SWCC’s mission has taken it on quite a journey since its inception. They’ve challenged politics, joined research projects, and created local jobs. Powerful journeys of reconciliation work have been navigated, fractured communities have been brought together, and lasting relationships have been built. And underlining all the politics and social movement is a fierce dedication to the children and youth in the Watershed.
“We protect rivers by creating a link between people and their environment,” says Executive Director, Shannon McPhail. One of the strongest links SWCC creates is between kids and the rivers in their backyards. Youth On Water is SWCC’s flagship program, and its paddling trips link the future leaders of Watershed with their home environment in a profound way. Paddling the river by day and camping under the stars by night is a medicine like no other. Kids leave the river, a blossoming relationship with the land cupped in their hands.
During their week-long paddling program, YOW participants are equipped with the tools that will nourish their new relationship. Technical swiftwater rescue skills keep them safe, and make them employable. They learn about their Watershed’s ecosystem. They experience natural situations which invite them to practice leadership skills. Fish biologists lead them through the lifecycle of Skeena salmon and trout. And all of this knowledge is placed within the context of their own Watershed’s history and culture.

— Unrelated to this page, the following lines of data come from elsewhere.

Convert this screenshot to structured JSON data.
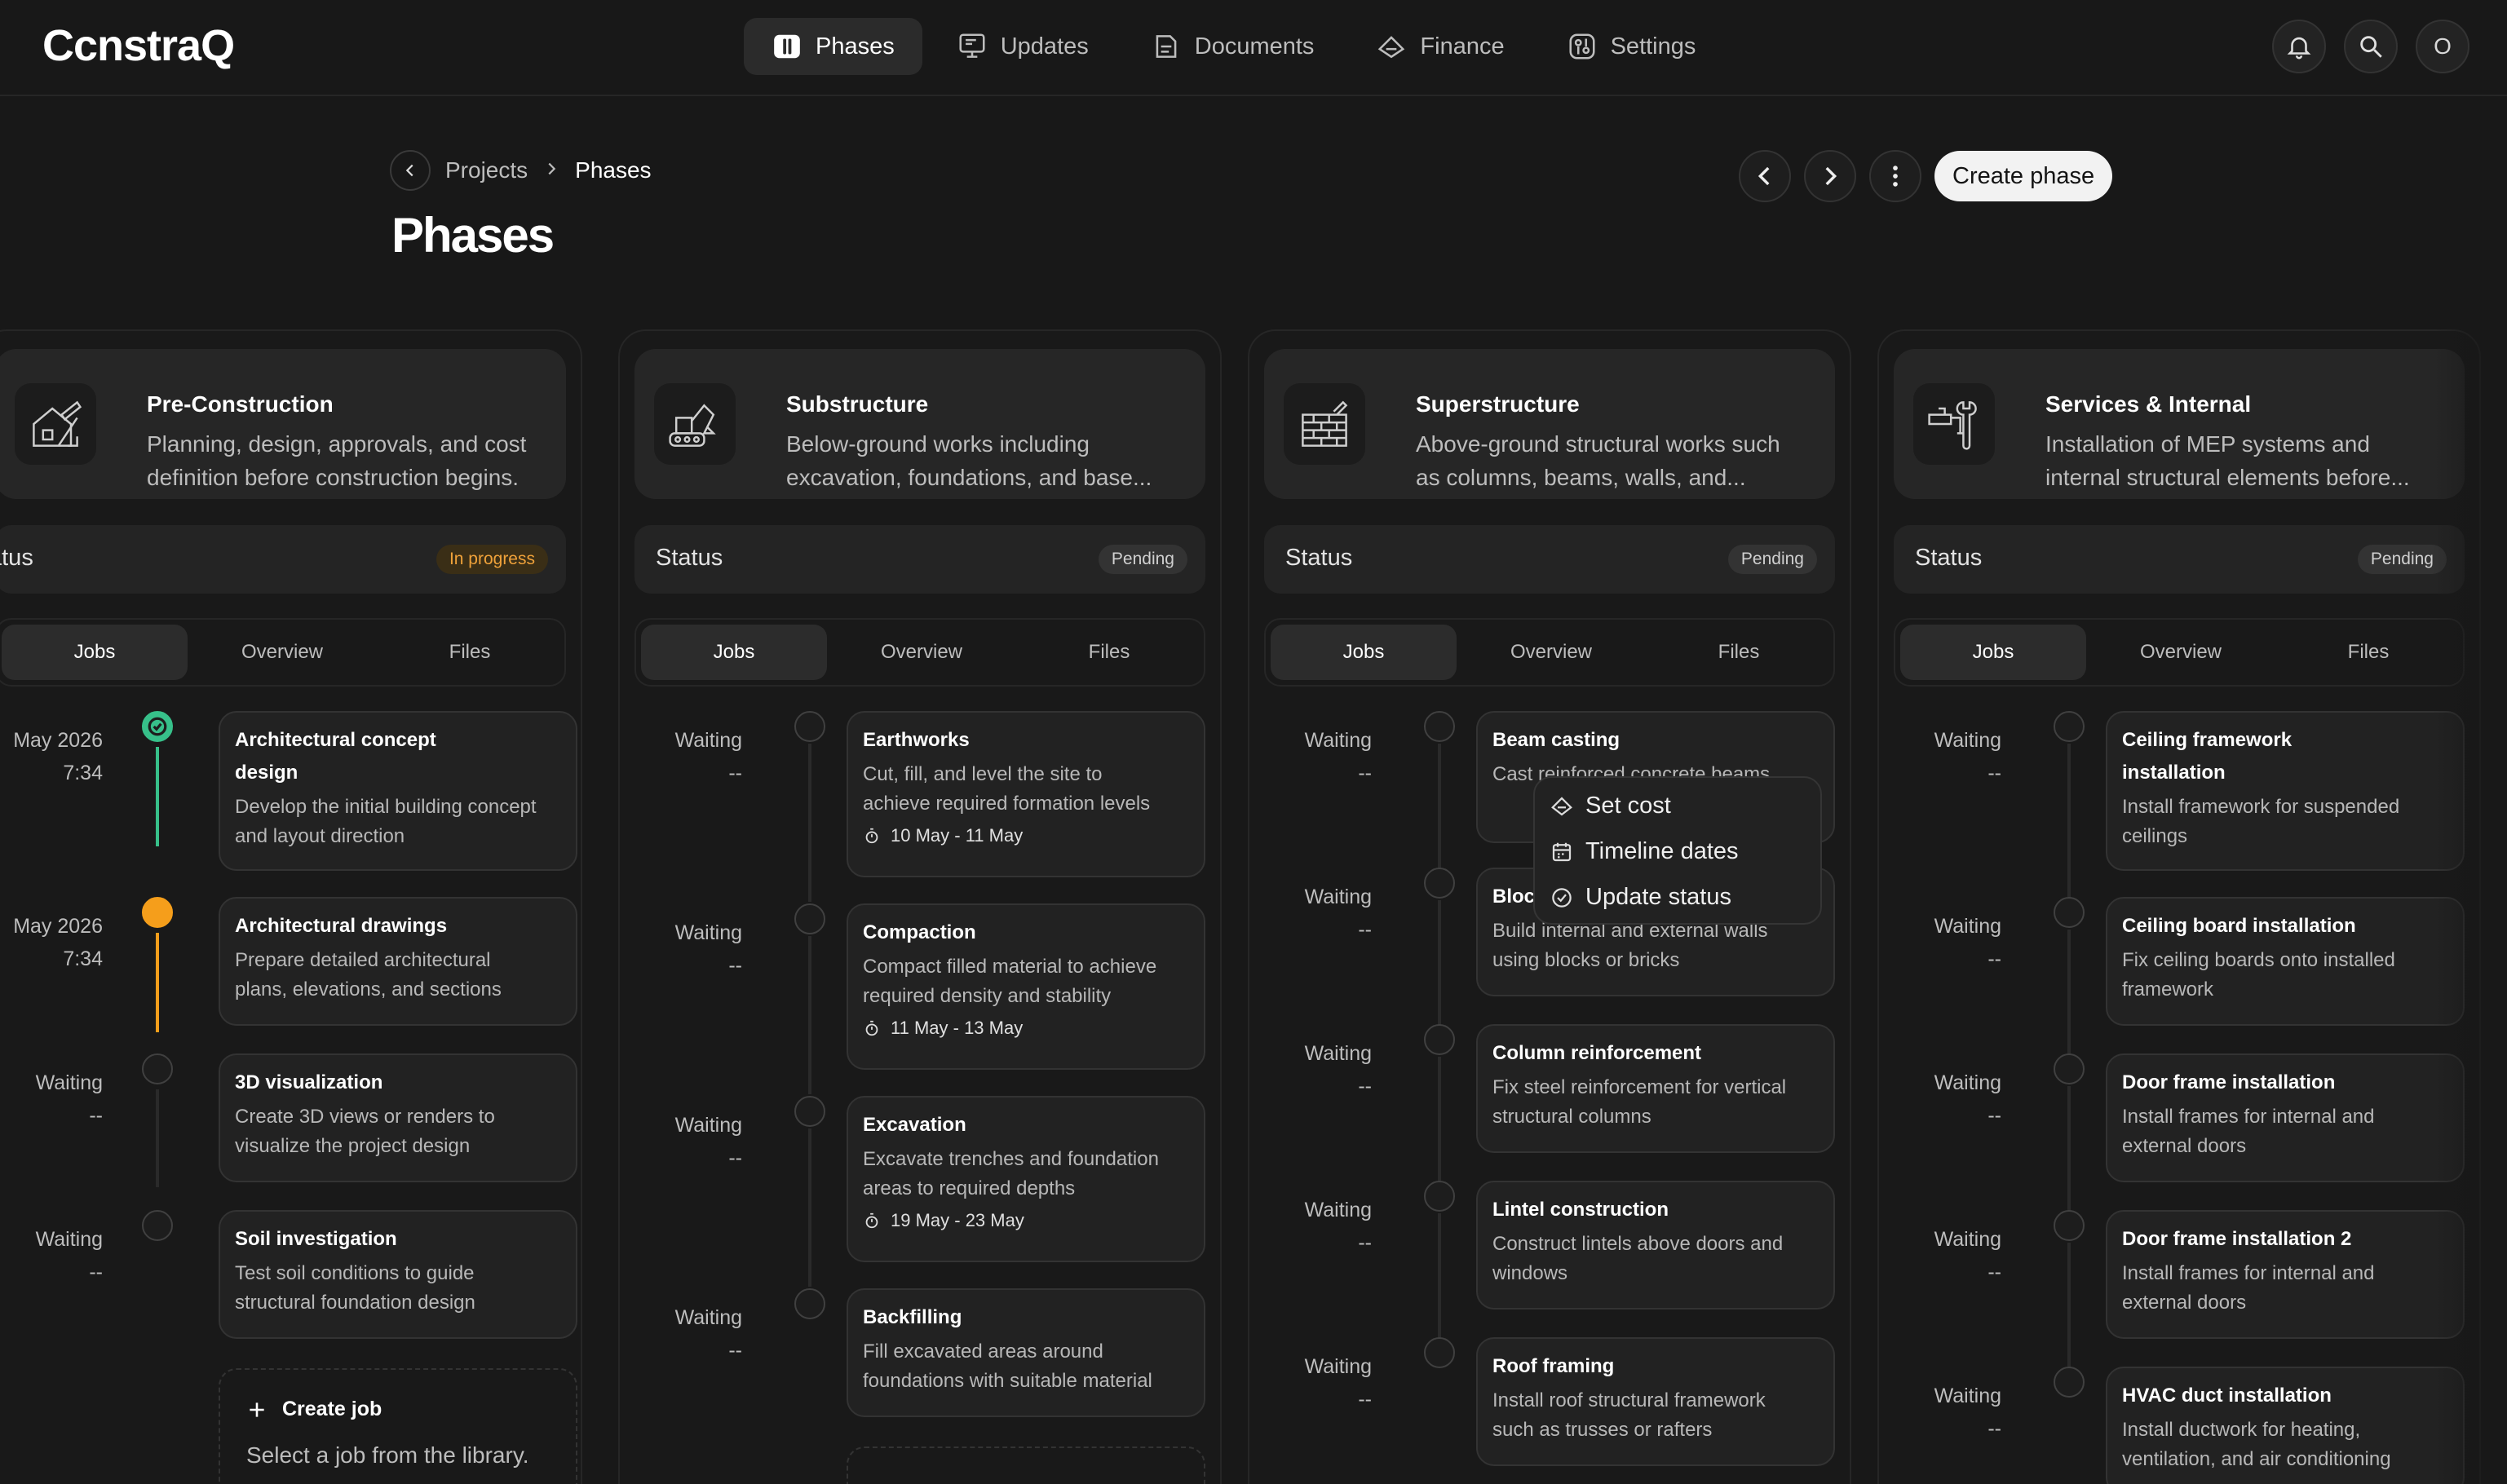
{
  "app": {
    "logo": "CcnstraQ"
  },
  "nav": [
    {
      "label": "Phases",
      "icon": "phases-icon",
      "active": true
    },
    {
      "label": "Updates",
      "icon": "updates-icon"
    },
    {
      "label": "Documents",
      "icon": "documents-icon"
    },
    {
      "label": "Finance",
      "icon": "finance-icon"
    },
    {
      "label": "Settings",
      "icon": "settings-icon"
    }
  ],
  "user": {
    "avatar_initial": "O"
  },
  "breadcrumb": {
    "parent": "Projects",
    "current": "Phases"
  },
  "page": {
    "title": "Phases",
    "create_label": "Create phase"
  },
  "tabs_labels": {
    "jobs": "Jobs",
    "overview": "Overview",
    "files": "Files"
  },
  "status_label": "Status",
  "phases": [
    {
      "name": "Pre-Construction",
      "desc_line1": "Planning, design, approvals, and cost",
      "desc_line2": "definition before construction begins.",
      "status_label": "atus",
      "status": "In progress",
      "icon": "blueprint-house-icon",
      "jobs": [
        {
          "when1": "May 2026",
          "when2": "7:34",
          "state": "done",
          "title1": "Architectural concept",
          "title2": "design",
          "desc1": "Develop the initial building concept",
          "desc2": "and layout direction"
        },
        {
          "when1": "May 2026",
          "when2": "7:34",
          "state": "active",
          "title1": "Architectural drawings",
          "desc1": "Prepare detailed architectural",
          "desc2": "plans, elevations, and sections"
        },
        {
          "when1": "Waiting",
          "when2": "--",
          "state": "waiting",
          "title1": "3D visualization",
          "desc1": "Create 3D views or renders to",
          "desc2": "visualize the project design"
        },
        {
          "when1": "Waiting",
          "when2": "--",
          "state": "waiting",
          "title1": "Soil investigation",
          "desc1": "Test soil conditions to guide",
          "desc2": "structural foundation design"
        }
      ],
      "create_job": {
        "title": "Create job",
        "sub": "Select a job from the library."
      }
    },
    {
      "name": "Substructure",
      "desc_line1": "Below-ground works including",
      "desc_line2": "excavation, foundations, and base...",
      "status_label": "Status",
      "status": "Pending",
      "icon": "excavator-icon",
      "jobs": [
        {
          "when1": "Waiting",
          "when2": "--",
          "title1": "Earthworks",
          "desc1": "Cut, fill, and level the site to",
          "desc2": "achieve required formation levels",
          "date": "10 May - 11 May"
        },
        {
          "when1": "Waiting",
          "when2": "--",
          "title1": "Compaction",
          "desc1": "Compact filled material to achieve",
          "desc2": "required density and stability",
          "date": "11 May - 13 May"
        },
        {
          "when1": "Waiting",
          "when2": "--",
          "title1": "Excavation",
          "desc1": "Excavate trenches and foundation",
          "desc2": "areas to required depths",
          "date": "19 May - 23 May"
        },
        {
          "when1": "Waiting",
          "when2": "--",
          "title1": "Backfilling",
          "desc1": "Fill excavated areas around",
          "desc2": "foundations with suitable material"
        }
      ]
    },
    {
      "name": "Superstructure",
      "desc_line1": "Above-ground structural works such",
      "desc_line2": "as columns, beams, walls, and...",
      "status_label": "Status",
      "status": "Pending",
      "icon": "brick-wall-icon",
      "jobs": [
        {
          "when1": "Waiting",
          "when2": "--",
          "title1": "Beam casting",
          "desc1": "Cast reinforced concrete beams"
        },
        {
          "when1": "Waiting",
          "when2": "--",
          "title1": "Block",
          "desc1": "Build internal and external walls",
          "desc2": "using blocks or bricks"
        },
        {
          "when1": "Waiting",
          "when2": "--",
          "title1": "Column reinforcement",
          "desc1": "Fix steel reinforcement for vertical",
          "desc2": "structural columns"
        },
        {
          "when1": "Waiting",
          "when2": "--",
          "title1": "Lintel construction",
          "desc1": "Construct lintels above doors and",
          "desc2": "windows"
        },
        {
          "when1": "Waiting",
          "when2": "--",
          "title1": "Roof framing",
          "desc1": "Install roof structural framework",
          "desc2": "such as trusses or rafters"
        }
      ]
    },
    {
      "name": "Services & Internal",
      "desc_line1": "Installation of MEP systems and",
      "desc_line2": "internal structural elements before...",
      "status_label": "Status",
      "status": "Pending",
      "icon": "tap-wrench-icon",
      "jobs": [
        {
          "when1": "Waiting",
          "when2": "--",
          "title1": "Ceiling framework",
          "title2": "installation",
          "desc1": "Install framework for suspended",
          "desc2": "ceilings"
        },
        {
          "when1": "Waiting",
          "when2": "--",
          "title1": "Ceiling board installation",
          "desc1": "Fix ceiling boards onto installed",
          "desc2": "framework"
        },
        {
          "when1": "Waiting",
          "when2": "--",
          "title1": "Door frame installation",
          "desc1": "Install frames for internal and",
          "desc2": "external doors"
        },
        {
          "when1": "Waiting",
          "when2": "--",
          "title1": "Door frame installation 2",
          "desc1": "Install frames for internal and",
          "desc2": "external doors"
        },
        {
          "when1": "Waiting",
          "when2": "--",
          "title1": "HVAC duct installation",
          "desc1": "Install ductwork for heating,",
          "desc2": "ventilation, and air conditioning"
        }
      ]
    }
  ],
  "context_menu": [
    {
      "label": "Set cost",
      "icon": "tag-icon"
    },
    {
      "label": "Timeline dates",
      "icon": "calendar-icon"
    },
    {
      "label": "Update status",
      "icon": "check-circle-icon"
    }
  ],
  "colors": {
    "done": "#37c08a",
    "active": "#f59e1b",
    "accent_badge": "#f0a23a"
  }
}
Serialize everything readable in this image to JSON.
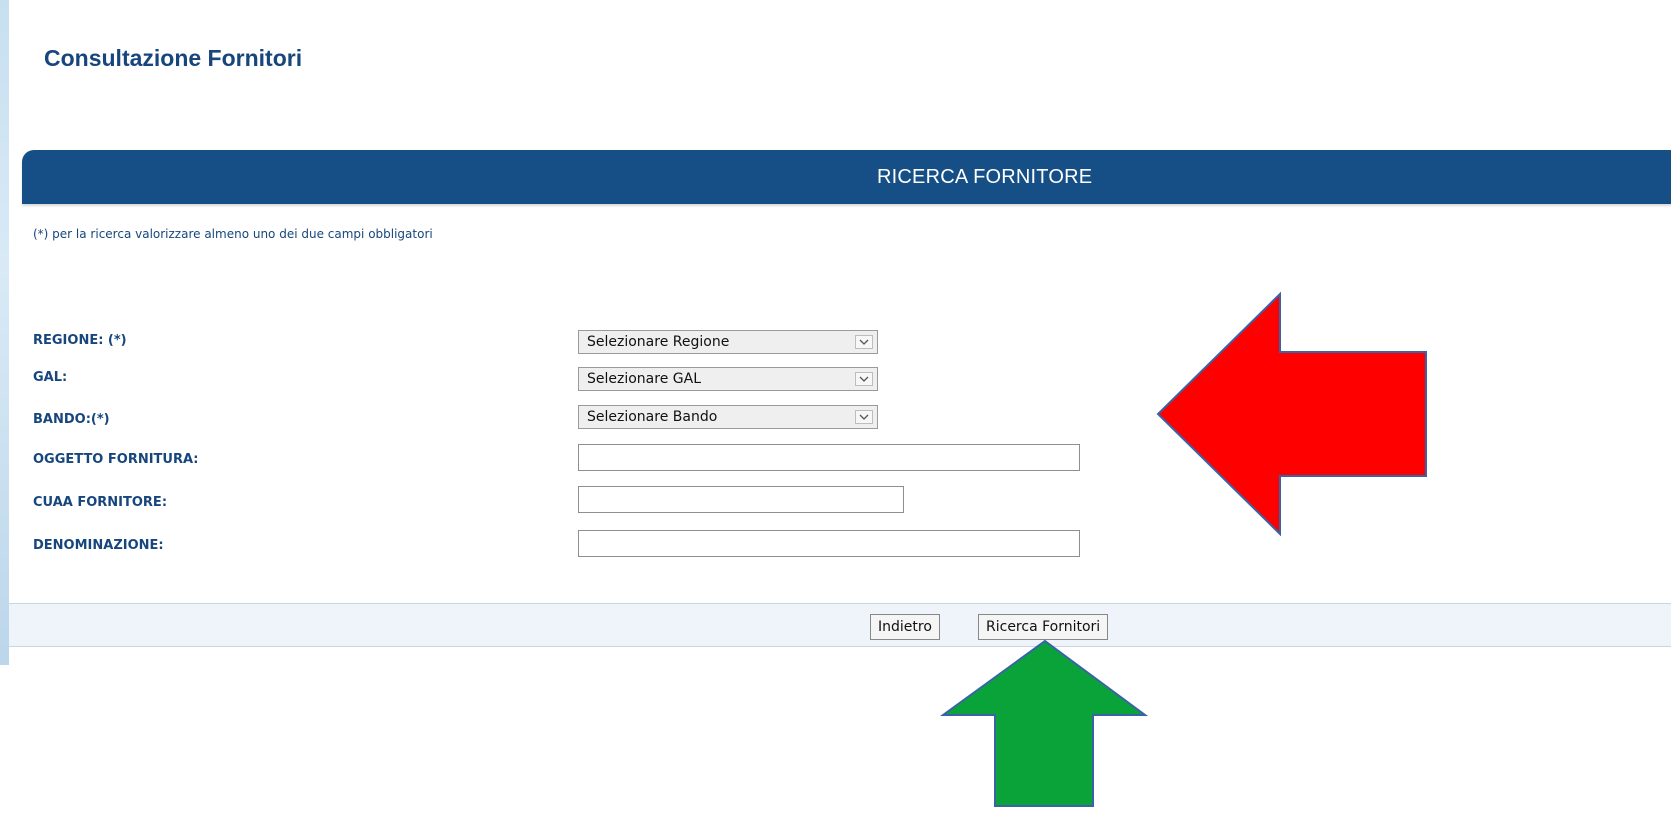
{
  "page": {
    "title": "Consultazione Fornitori"
  },
  "section": {
    "header": "RICERCA FORNITORE",
    "note": "(*) per la ricerca valorizzare almeno uno dei due campi obbligatori"
  },
  "form": {
    "regione": {
      "label": "REGIONE: (*)",
      "selected": "Selezionare Regione"
    },
    "gal": {
      "label": "GAL:",
      "selected": "Selezionare GAL"
    },
    "bando": {
      "label": "BANDO:(*)",
      "selected": "Selezionare Bando"
    },
    "oggetto_fornitura": {
      "label": "OGGETTO FORNITURA:",
      "value": ""
    },
    "cuaa_fornitore": {
      "label": "CUAA FORNITORE:",
      "value": ""
    },
    "denominazione": {
      "label": "DENOMINAZIONE:",
      "value": ""
    }
  },
  "actions": {
    "back_label": "Indietro",
    "search_label": "Ricerca Fornitori"
  },
  "annotations": {
    "left_arrow_color": "#ff0000",
    "up_arrow_color": "#0aa33a",
    "arrow_outline_color": "#3a62a7"
  },
  "icons": {
    "dropdown": "chevron-down-icon"
  },
  "colors": {
    "header_bar": "#154f86",
    "label_text": "#17467d",
    "footer_bar": "#eef4fa"
  }
}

YOW started with nine participants in 2009. Today, YOW operates full-time for four months each summer in communities across northern BC, logging over 1,000 days on the river each season. Every last participant attends for free. Annual commitments from First Nations and NGO's continue to make participant enrolment free, and allow for the maintenance of an open-source YOW Curriculum Handbook. Individual donations also come in many shapes and sizes; canned salmon for raft trip lunches, used paddling gear, shuttle driving, discounted swiftwater rescue training, and hours of equipment repairs all contribute to the success of the Skeena Watershed’s YOW programs.
“It is SWCC’s long term goal to have all YOW programs organized and led by former participants,” says Shannon. “Our Associate Director, Brian Huntington, hires a junior guide each year that works hard to become a senior guide the following year and, finally, a trip leader. We hope to train and certify several guides, not only for YOW programs, but to contribute to more rafting companies in the region. This is our way of creating more skilled workers for a sustainable industry in our watershed.” In fact, 2018 marked the first time that SWCC's entire guide team was comprised of previous YOW participants.
When faced with an insurmountable problem like climate change, creating experiences that slice through social inertia is one of the most powerful ways to invest in the future. In this sense, YOW programs are the perfect recipe. Adventure, history and education are shaken together, and possibility pours out.
Shannon is resolute when asked about the potential for other YOW programs. “The YOW model is ready for Canada. Skeena Watershed may have paved the way, but now we’re here to give every remote and rural community with a river in Canada the tools they need to develop their own YOW program.”
Raven Rescue has proudly partnered with the Skeena Watershed Coalition Council to provide support to the YOW programs in our own Watershed. In coming years, Raven Rescue will increase support by making bursary funds available to remote and rural communities across Canada who want to develop their own YOW programs. We stand behind opportunities that place human beings in direct contact with one another and their natural environment. These are the intersections where innovation happens.
If you think that your community is ready for its own YOW program, now is the time to contact the Skeena Watershed Coalition Council. As they say at the Watershed… the future is YOW.